--- START ---

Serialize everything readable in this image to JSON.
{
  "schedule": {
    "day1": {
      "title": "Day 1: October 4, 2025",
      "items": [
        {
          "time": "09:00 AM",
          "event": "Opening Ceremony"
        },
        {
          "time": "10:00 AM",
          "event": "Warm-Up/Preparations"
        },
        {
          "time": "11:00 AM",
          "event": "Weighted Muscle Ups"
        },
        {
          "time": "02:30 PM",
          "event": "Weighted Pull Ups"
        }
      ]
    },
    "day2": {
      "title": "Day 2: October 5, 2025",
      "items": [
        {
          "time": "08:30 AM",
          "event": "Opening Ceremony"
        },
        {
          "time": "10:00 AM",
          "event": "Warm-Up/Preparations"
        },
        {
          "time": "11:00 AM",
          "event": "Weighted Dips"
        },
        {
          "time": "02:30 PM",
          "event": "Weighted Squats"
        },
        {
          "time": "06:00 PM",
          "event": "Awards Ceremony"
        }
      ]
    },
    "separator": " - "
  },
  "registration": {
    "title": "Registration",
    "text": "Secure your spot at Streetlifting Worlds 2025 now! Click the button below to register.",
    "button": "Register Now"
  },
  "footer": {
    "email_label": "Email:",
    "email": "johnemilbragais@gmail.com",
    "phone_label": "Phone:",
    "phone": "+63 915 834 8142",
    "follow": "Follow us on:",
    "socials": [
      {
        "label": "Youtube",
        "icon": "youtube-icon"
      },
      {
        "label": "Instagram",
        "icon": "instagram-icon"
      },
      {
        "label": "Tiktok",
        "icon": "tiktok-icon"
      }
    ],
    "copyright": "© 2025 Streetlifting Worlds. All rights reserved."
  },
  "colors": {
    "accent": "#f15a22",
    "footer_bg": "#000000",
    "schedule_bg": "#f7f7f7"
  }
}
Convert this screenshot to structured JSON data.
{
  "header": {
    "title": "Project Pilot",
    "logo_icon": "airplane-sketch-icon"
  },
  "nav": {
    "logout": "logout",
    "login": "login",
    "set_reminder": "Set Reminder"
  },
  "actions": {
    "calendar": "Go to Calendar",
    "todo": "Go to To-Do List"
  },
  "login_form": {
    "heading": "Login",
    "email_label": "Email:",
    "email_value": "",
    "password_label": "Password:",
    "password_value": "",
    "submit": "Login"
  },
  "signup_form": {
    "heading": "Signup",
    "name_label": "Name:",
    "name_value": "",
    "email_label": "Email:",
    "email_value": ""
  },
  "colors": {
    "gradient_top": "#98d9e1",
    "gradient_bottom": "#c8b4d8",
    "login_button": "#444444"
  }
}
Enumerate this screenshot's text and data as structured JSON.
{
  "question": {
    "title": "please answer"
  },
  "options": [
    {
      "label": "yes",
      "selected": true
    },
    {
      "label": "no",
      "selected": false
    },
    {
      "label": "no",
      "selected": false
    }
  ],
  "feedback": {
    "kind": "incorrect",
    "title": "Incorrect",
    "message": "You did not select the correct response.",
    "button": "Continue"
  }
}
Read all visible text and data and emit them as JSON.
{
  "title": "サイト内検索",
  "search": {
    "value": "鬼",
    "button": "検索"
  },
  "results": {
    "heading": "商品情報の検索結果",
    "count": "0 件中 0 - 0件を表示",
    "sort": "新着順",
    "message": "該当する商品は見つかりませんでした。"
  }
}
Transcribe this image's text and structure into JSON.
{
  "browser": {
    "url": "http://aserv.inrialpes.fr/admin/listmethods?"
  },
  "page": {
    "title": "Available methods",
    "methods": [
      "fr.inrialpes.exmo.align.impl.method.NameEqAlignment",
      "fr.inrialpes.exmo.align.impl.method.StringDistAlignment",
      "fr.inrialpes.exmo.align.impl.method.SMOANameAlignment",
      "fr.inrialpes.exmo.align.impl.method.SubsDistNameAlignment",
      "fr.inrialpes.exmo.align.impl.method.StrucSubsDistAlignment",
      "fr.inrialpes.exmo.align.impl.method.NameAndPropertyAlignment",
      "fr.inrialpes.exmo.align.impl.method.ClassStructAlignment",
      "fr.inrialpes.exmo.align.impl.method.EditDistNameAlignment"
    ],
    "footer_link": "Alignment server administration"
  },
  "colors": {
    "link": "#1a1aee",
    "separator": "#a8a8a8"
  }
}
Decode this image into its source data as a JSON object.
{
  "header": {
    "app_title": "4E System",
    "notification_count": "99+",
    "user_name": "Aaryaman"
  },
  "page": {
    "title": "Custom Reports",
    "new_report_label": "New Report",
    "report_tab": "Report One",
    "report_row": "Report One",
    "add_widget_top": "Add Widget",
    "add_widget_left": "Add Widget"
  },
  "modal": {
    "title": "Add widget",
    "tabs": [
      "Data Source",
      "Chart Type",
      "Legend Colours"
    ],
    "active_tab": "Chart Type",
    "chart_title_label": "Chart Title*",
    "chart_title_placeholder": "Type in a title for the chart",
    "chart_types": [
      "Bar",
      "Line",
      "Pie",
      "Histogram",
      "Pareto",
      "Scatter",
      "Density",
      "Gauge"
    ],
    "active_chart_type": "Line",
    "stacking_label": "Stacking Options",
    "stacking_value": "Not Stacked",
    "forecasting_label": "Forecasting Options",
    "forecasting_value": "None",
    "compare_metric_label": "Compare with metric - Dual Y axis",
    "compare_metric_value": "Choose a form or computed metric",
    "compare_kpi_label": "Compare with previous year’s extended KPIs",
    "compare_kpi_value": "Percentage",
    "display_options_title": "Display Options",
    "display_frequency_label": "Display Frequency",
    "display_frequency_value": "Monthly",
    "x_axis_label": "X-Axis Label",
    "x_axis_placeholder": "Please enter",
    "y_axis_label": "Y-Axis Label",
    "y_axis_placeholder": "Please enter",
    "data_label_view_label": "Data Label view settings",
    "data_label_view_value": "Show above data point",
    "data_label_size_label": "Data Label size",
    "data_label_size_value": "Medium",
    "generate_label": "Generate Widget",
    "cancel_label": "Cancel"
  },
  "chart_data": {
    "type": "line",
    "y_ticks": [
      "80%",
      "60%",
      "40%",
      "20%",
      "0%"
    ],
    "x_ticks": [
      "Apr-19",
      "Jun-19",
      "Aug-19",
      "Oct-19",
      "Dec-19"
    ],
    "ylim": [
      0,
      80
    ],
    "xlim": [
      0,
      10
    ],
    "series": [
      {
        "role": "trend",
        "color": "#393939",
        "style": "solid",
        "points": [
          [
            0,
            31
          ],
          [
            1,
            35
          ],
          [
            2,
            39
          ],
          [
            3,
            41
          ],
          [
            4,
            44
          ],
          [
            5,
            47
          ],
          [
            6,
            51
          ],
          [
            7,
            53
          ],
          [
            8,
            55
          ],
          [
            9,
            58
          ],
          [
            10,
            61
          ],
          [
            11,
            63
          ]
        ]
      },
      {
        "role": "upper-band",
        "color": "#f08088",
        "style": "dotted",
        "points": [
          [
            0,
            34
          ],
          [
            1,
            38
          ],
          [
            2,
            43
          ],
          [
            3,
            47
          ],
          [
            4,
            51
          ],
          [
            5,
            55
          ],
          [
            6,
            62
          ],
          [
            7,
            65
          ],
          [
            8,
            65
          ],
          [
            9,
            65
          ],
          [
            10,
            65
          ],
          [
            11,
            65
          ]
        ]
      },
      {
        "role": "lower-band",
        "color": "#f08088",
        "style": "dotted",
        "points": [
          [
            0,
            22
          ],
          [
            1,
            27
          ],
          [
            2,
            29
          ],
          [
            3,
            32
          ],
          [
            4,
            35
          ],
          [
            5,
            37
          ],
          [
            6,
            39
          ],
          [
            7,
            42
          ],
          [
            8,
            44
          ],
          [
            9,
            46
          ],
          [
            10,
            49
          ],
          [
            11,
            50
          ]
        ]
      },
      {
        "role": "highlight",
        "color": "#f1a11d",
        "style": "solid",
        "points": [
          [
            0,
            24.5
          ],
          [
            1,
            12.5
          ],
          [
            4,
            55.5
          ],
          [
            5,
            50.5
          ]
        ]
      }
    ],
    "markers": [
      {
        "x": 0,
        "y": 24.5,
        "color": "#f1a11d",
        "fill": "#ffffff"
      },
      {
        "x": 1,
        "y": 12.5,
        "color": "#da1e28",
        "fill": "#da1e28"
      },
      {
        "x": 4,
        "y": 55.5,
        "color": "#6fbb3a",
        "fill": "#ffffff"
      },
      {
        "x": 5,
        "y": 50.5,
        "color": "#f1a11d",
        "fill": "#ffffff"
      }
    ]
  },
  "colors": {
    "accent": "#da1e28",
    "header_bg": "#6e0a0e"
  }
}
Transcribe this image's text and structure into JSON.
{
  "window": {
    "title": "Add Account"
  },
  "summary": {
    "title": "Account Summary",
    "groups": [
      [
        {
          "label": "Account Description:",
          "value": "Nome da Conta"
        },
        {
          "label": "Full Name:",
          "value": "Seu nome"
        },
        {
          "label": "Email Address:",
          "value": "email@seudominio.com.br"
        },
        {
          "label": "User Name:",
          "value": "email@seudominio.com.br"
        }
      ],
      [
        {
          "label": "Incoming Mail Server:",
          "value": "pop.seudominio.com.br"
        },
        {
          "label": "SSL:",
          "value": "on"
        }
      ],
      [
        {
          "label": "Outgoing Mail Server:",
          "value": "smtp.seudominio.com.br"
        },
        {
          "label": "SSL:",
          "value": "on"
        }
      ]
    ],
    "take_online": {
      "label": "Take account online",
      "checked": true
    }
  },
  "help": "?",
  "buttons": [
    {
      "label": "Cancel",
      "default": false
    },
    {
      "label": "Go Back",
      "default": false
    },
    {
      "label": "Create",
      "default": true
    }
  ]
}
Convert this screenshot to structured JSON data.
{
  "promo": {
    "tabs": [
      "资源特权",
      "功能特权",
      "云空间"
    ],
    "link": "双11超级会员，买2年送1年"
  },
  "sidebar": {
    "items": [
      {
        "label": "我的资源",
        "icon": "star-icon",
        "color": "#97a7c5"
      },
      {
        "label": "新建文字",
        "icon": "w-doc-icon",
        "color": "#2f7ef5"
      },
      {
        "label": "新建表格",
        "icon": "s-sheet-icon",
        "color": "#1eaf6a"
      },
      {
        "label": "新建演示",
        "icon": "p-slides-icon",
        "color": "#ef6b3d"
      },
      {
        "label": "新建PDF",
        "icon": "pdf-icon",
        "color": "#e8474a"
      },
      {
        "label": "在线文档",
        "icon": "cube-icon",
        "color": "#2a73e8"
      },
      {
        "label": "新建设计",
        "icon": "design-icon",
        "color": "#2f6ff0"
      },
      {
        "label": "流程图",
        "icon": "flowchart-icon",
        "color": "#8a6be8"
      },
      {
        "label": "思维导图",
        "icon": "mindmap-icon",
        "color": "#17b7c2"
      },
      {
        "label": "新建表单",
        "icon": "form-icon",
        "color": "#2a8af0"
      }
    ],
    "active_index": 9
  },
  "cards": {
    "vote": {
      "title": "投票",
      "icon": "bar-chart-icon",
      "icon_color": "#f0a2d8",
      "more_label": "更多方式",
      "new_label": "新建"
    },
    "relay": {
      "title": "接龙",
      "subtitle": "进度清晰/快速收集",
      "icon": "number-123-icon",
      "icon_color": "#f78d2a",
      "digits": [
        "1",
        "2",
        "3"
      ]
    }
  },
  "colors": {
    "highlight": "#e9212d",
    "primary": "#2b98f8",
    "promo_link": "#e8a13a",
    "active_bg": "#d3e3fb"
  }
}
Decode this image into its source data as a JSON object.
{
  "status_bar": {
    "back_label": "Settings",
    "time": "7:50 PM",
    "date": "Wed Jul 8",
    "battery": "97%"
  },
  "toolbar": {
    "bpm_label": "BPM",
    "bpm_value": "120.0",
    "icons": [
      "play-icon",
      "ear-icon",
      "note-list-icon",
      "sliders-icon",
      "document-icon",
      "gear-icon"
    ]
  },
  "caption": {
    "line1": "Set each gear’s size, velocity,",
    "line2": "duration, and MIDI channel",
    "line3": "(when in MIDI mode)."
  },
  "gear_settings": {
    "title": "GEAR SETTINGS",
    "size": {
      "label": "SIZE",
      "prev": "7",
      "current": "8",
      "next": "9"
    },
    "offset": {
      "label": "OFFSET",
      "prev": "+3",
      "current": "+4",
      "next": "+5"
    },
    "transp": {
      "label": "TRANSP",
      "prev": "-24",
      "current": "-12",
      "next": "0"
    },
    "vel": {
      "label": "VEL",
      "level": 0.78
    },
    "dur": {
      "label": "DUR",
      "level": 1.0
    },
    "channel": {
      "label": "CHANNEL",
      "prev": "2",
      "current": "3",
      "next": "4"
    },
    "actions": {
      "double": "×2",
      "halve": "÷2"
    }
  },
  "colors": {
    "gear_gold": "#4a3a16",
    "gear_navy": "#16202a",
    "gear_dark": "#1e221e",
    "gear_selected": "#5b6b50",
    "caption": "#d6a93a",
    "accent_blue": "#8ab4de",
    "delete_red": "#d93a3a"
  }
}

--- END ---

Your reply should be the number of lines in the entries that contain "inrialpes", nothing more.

9